→ **EXERCISE OBJECTIVE**: Your reply should hold only the lines from the records below where "Elaborazione" occurs.

→ **MATERIAL TO PROCESS**:
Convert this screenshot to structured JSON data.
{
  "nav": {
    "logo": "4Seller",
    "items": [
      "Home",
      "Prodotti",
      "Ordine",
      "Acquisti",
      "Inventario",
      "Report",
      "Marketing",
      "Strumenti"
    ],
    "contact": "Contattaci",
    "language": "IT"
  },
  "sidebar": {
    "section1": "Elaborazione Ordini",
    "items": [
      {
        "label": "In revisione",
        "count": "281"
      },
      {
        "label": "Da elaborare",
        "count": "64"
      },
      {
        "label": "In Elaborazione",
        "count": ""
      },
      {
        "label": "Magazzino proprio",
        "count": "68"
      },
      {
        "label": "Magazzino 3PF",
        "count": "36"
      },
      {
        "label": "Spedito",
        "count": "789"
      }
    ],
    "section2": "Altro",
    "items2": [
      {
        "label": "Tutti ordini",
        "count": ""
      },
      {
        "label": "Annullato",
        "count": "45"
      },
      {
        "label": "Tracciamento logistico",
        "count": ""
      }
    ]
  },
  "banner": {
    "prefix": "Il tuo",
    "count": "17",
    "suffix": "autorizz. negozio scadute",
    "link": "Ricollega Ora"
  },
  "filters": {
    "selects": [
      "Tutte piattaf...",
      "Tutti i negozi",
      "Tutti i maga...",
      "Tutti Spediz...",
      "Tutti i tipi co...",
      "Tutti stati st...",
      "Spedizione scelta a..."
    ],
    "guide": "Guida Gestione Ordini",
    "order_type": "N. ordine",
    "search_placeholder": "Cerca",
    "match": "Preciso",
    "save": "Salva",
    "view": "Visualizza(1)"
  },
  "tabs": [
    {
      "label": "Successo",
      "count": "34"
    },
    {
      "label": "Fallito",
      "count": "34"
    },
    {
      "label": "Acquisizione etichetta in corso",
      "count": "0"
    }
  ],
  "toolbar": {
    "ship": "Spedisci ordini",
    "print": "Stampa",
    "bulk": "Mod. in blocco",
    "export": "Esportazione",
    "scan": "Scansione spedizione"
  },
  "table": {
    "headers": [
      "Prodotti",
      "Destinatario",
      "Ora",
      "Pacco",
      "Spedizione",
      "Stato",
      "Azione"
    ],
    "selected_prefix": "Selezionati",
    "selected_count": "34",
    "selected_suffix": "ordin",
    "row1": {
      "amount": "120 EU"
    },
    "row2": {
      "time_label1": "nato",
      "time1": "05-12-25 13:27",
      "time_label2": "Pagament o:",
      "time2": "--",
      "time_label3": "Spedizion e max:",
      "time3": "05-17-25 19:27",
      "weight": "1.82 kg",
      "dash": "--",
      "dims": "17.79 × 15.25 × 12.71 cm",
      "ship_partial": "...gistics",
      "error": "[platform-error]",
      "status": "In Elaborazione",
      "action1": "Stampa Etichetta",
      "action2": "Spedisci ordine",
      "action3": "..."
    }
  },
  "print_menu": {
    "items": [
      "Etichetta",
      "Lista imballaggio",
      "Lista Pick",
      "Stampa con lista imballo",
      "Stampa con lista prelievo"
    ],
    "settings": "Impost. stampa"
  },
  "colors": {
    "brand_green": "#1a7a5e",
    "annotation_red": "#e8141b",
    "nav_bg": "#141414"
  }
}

→ **RESPONSE BOX**:
    "section1": "Elaborazione Ordini",
        "label": "In Elaborazione",
      "status": "In Elaborazione",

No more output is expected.